**SUPPLIED MATERIAL**:
══════

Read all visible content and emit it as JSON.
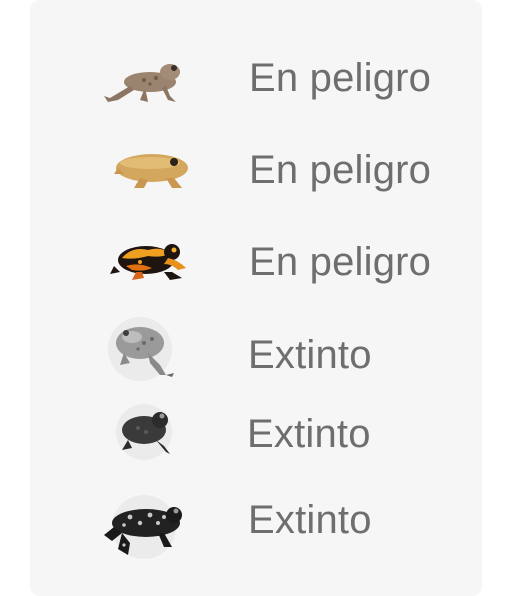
{
  "species_list": [
    {
      "icon": "brown-frog-icon",
      "status": "En peligro"
    },
    {
      "icon": "tan-frog-icon",
      "status": "En peligro"
    },
    {
      "icon": "harlequin-frog-icon",
      "status": "En peligro"
    },
    {
      "icon": "grey-toad-icon",
      "status": "Extinto"
    },
    {
      "icon": "dark-toad-icon",
      "status": "Extinto"
    },
    {
      "icon": "spotted-black-toad-icon",
      "status": "Extinto"
    }
  ],
  "colors": {
    "card_background": "#f6f6f6",
    "status_text": "#6e6e6e"
  }
}
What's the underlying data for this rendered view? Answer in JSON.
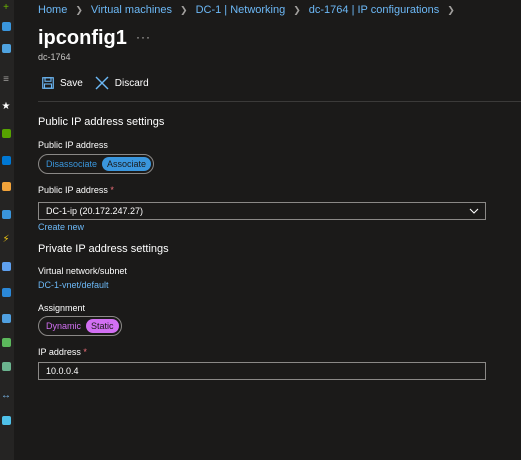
{
  "breadcrumb": [
    "Home",
    "Virtual machines",
    "DC-1 | Networking",
    "dc-1764 | IP configurations"
  ],
  "page": {
    "title": "ipconfig1",
    "more_label": "···",
    "subtitle": "dc-1764"
  },
  "toolbar": {
    "save_label": "Save",
    "discard_label": "Discard"
  },
  "public_ip_section": {
    "heading": "Public IP address settings",
    "toggle_label": "Public IP address",
    "toggle_options": [
      "Disassociate",
      "Associate"
    ],
    "selected_option": "Associate",
    "select_label": "Public IP address",
    "required_mark": "*",
    "select_value": "DC-1-ip (20.172.247.27)",
    "create_new_link": "Create new"
  },
  "private_ip_section": {
    "heading": "Private IP address settings",
    "vnet_label": "Virtual network/subnet",
    "vnet_value": "DC-1-vnet/default",
    "assignment_label": "Assignment",
    "assignment_options": [
      "Dynamic",
      "Static"
    ],
    "selected_assignment": "Static",
    "ip_label": "IP address",
    "required_mark": "*",
    "ip_value": "10.0.0.4"
  },
  "leftnav": {
    "icons": [
      "plus-icon",
      "home-icon",
      "dashboard-icon",
      "menu-icon",
      "star-icon",
      "all-resources-icon",
      "resource-groups-icon",
      "quickstart-icon",
      "app-services-icon",
      "function-app-icon",
      "sql-icon",
      "cosmos-icon",
      "virtual-machines-icon",
      "load-balancer-icon",
      "storage-icon",
      "virtual-network-icon",
      "entra-icon"
    ]
  },
  "colors": {
    "background": "#1b1a19",
    "nav": "#252423",
    "link": "#6cb8f6",
    "associate_active": "#3a96dd",
    "static_active": "#d26ff3",
    "dynamic_text": "#d26ff3",
    "required": "#f1707b"
  }
}
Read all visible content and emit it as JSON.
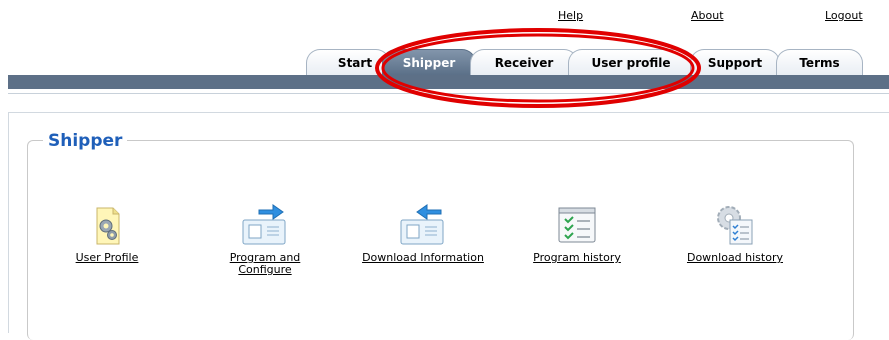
{
  "top_links": {
    "help": "Help",
    "about": "About",
    "logout": "Logout"
  },
  "tabs": [
    {
      "label": "Start",
      "active": false
    },
    {
      "label": "Shipper",
      "active": true
    },
    {
      "label": "Receiver",
      "active": false
    },
    {
      "label": "User profile",
      "active": false
    },
    {
      "label": "Support",
      "active": false
    },
    {
      "label": "Terms",
      "active": false
    }
  ],
  "section_title": "Shipper",
  "items": [
    {
      "label": "User Profile",
      "icon": "gear-document-icon"
    },
    {
      "label_line1": "Program and",
      "label_line2": "Configure",
      "icon": "upload-arrow-device-icon"
    },
    {
      "label": "Download Information",
      "icon": "download-arrow-device-icon"
    },
    {
      "label": "Program history",
      "icon": "checklist-window-icon"
    },
    {
      "label": "Download history",
      "icon": "gear-checklist-icon"
    }
  ],
  "colors": {
    "accent_blue": "#1f5fb9",
    "nav_bar": "#5d7087",
    "highlight": "#e00000"
  }
}
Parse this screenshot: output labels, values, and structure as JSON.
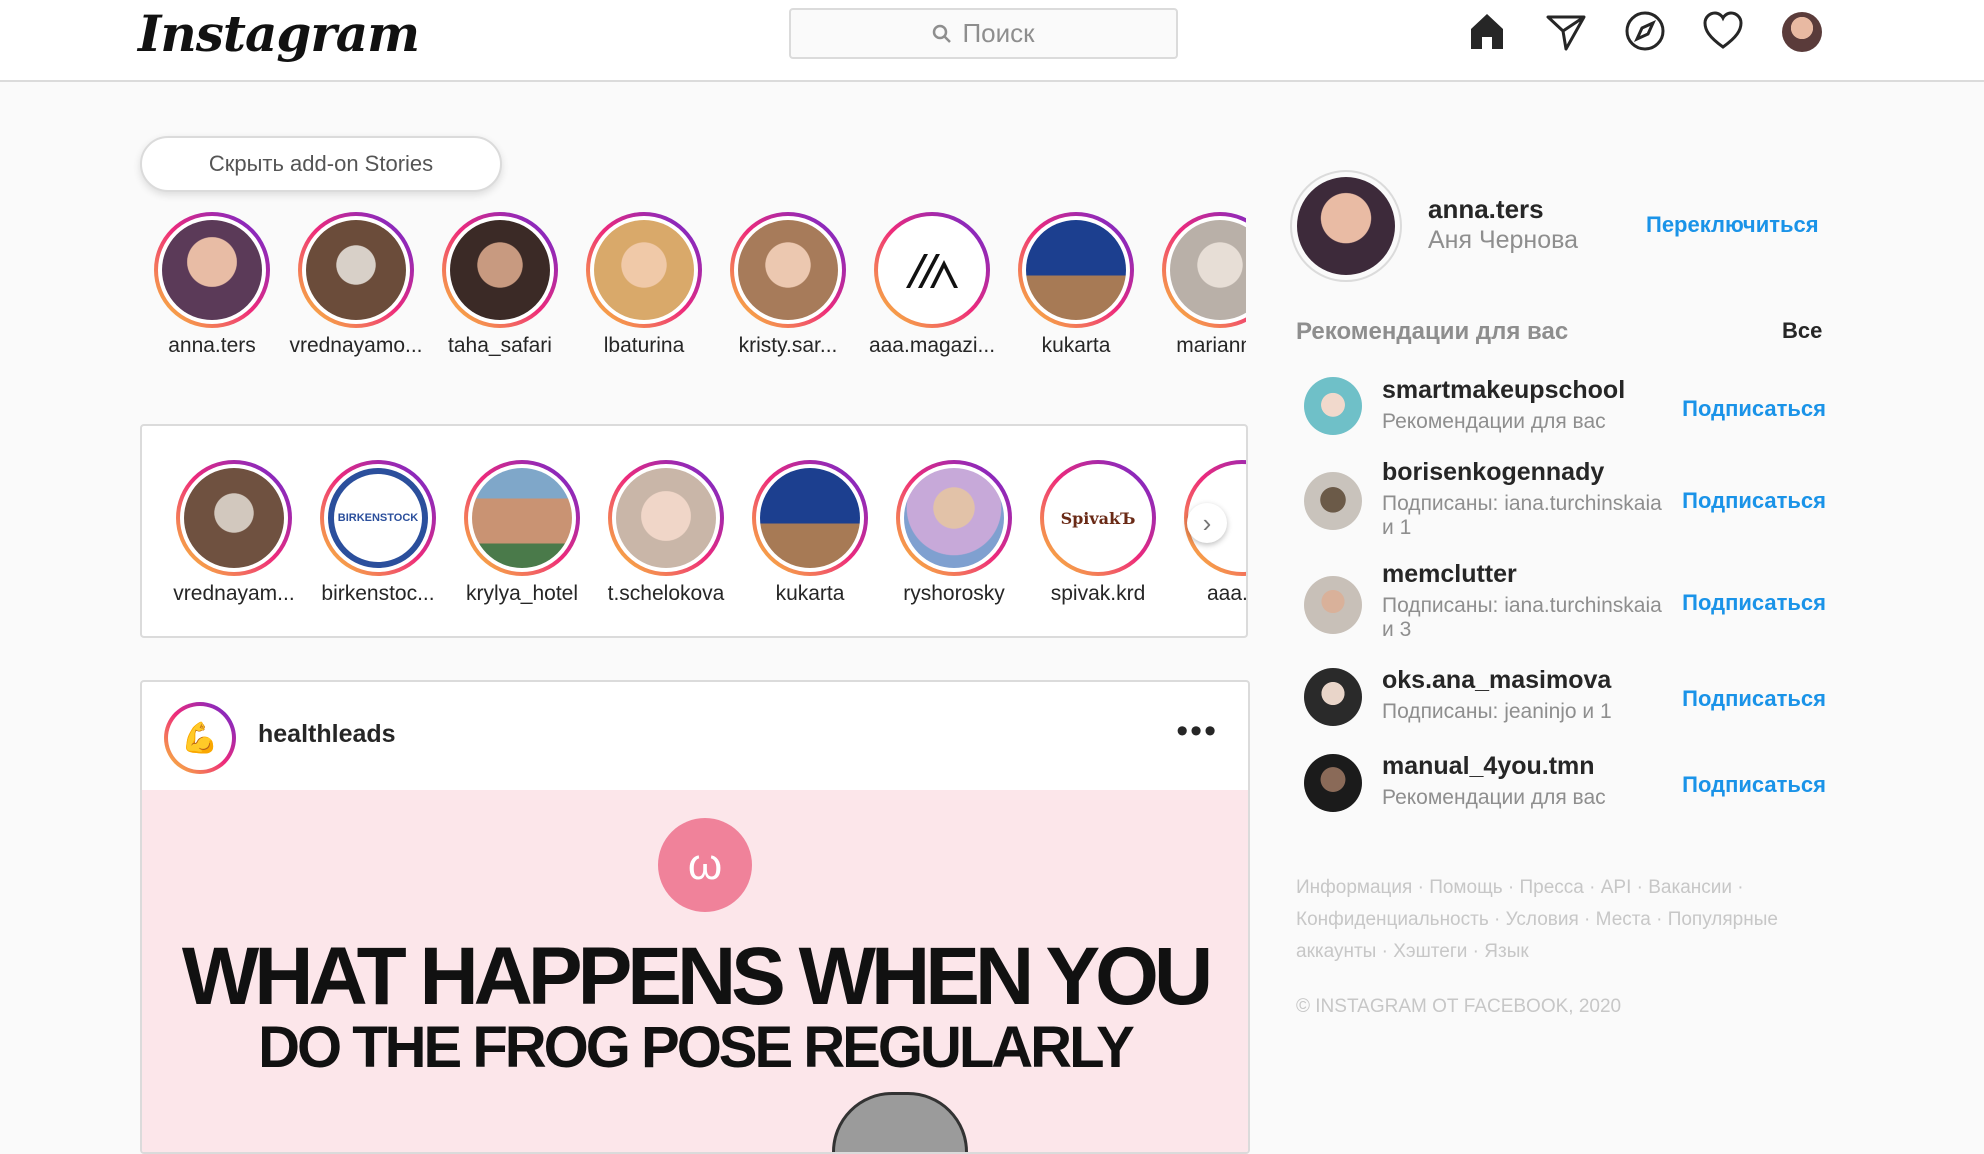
{
  "header": {
    "logo": "Instagram",
    "search_placeholder": "Поиск",
    "nav_icons": [
      "home-icon",
      "direct-icon",
      "explore-icon",
      "activity-icon",
      "profile-avatar"
    ]
  },
  "stories": {
    "hide_button": "Скрыть add-on Stories",
    "row1": [
      {
        "name": "anna.ters"
      },
      {
        "name": "vrednayamo..."
      },
      {
        "name": "taha_safari"
      },
      {
        "name": "lbaturina"
      },
      {
        "name": "kristy.sar..."
      },
      {
        "name": "aaa.magazi..."
      },
      {
        "name": "kukarta"
      },
      {
        "name": "marianna"
      }
    ],
    "row2": [
      {
        "name": "vrednayam..."
      },
      {
        "name": "birkenstoc..."
      },
      {
        "name": "krylya_hotel"
      },
      {
        "name": "t.schelokova"
      },
      {
        "name": "kukarta"
      },
      {
        "name": "ryshorosky"
      },
      {
        "name": "spivak.krd"
      },
      {
        "name": "aaa.ma"
      }
    ]
  },
  "post": {
    "username": "healthleads",
    "more": "•••",
    "headline1": "WHAT HAPPENS WHEN YOU",
    "headline2": "DO THE FROG POSE REGULARLY"
  },
  "sidebar": {
    "username": "anna.ters",
    "full_name": "Аня Чернова",
    "switch": "Переключиться",
    "rec_title": "Рекомендации для вас",
    "rec_all": "Все",
    "recommendations": [
      {
        "user": "smartmakeupschool",
        "sub": "Рекомендации для вас",
        "action": "Подписаться"
      },
      {
        "user": "borisenkogennady",
        "sub": "Подписаны: iana.turchinskaia и 1",
        "action": "Подписаться"
      },
      {
        "user": "memclutter",
        "sub": "Подписаны: iana.turchinskaia и 3",
        "action": "Подписаться"
      },
      {
        "user": "oks.ana_masimova",
        "sub": "Подписаны: jeaninjo и 1",
        "action": "Подписаться"
      },
      {
        "user": "manual_4you.tmn",
        "sub": "Рекомендации для вас",
        "action": "Подписаться"
      }
    ],
    "footer_links": "Информация · Помощь · Пресса · API · Вакансии · Конфиденциальность · Условия · Места · Популярные аккаунты · Хэштеги · Язык",
    "copyright": "© INSTAGRAM ОТ FACEBOOK, 2020"
  },
  "colors": {
    "link": "#1a93e8",
    "border": "#dbdbdb",
    "muted": "#8e8e8e"
  }
}
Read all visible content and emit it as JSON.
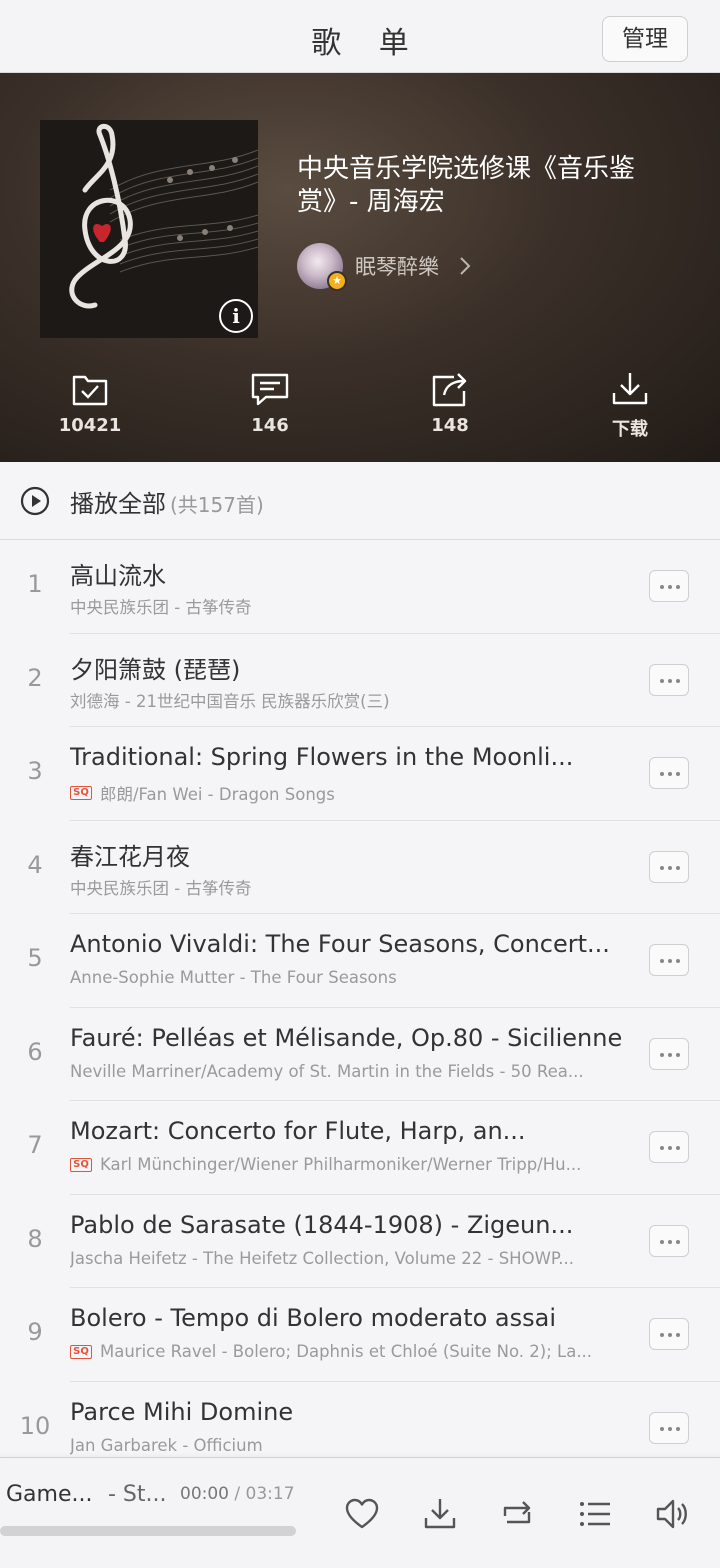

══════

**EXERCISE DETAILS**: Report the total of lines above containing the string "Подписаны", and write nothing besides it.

**ANSWER TO THE PROBLEM**: 3